| TASK DETAILS |
Each record that follows must be printed exactly as given.

[Dataset rows for apps and sites]
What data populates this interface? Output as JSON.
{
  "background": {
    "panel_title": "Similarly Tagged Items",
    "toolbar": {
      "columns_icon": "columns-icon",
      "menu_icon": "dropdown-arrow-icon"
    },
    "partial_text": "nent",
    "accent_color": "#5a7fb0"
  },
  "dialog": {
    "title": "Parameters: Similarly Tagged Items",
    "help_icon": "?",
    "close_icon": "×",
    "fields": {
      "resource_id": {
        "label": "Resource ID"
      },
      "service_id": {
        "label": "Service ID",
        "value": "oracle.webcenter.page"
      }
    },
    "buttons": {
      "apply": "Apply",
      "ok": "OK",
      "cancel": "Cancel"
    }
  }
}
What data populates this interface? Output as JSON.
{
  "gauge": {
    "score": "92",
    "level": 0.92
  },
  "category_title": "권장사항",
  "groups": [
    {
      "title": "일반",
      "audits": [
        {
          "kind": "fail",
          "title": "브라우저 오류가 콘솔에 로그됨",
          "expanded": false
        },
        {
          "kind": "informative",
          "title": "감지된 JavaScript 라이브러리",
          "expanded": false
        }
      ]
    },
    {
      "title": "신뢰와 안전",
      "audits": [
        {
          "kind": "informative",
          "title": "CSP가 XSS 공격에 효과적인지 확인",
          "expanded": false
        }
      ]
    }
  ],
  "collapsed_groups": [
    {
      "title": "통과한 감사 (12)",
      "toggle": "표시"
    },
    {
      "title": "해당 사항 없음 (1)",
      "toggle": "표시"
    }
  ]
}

| OUTPUT |
What data populates this interface? Output as JSON.
{
  "background": {
    "panel_title": "Similarly Tagged Items",
    "toolbar": {
      "columns_icon": "columns-icon",
      "menu_icon": "dropdown-arrow-icon"
    },
    "partial_text": "nent",
    "accent_color": "#5a7fb0"
  },
  "dialog": {
    "title": "Parameters: Similarly Tagged Items",
    "help_icon": "?",
    "close_icon": "×",
    "fields": {
      "resource_id": {
        "label": "Resource ID"
      },
      "service_id": {
        "label": "Service ID",
        "value": "oracle.webcenter.page"
      }
    },
    "buttons": {
      "apply": "Apply",
      "ok": "OK",
      "cancel": "Cancel"
    }
  }
}
What data populates this interface? Output as JSON.
{
  "gauge": {
    "score": "92",
    "level": 0.92
  },
  "category_title": "권장사항",
  "groups": [
    {
      "title": "일반",
      "audits": [
        {
          "kind": "fail",
          "title": "브라우저 오류가 콘솔에 로그됨",
          "expanded": false
        },
        {
          "kind": "informative",
          "title": "감지된 JavaScript 라이브러리",
          "expanded": false
        }
      ]
    },
    {
      "title": "신뢰와 안전",
      "audits": [
        {
          "kind": "informative",
          "title": "CSP가 XSS 공격에 효과적인지 확인",
          "expanded": false
        }
      ]
    }
  ],
  "collapsed_groups": [
    {
      "title": "통과한 감사 (12)",
      "toggle": "표시"
    },
    {
      "title": "해당 사항 없음 (1)",
      "toggle": "표시"
    }
  ]
}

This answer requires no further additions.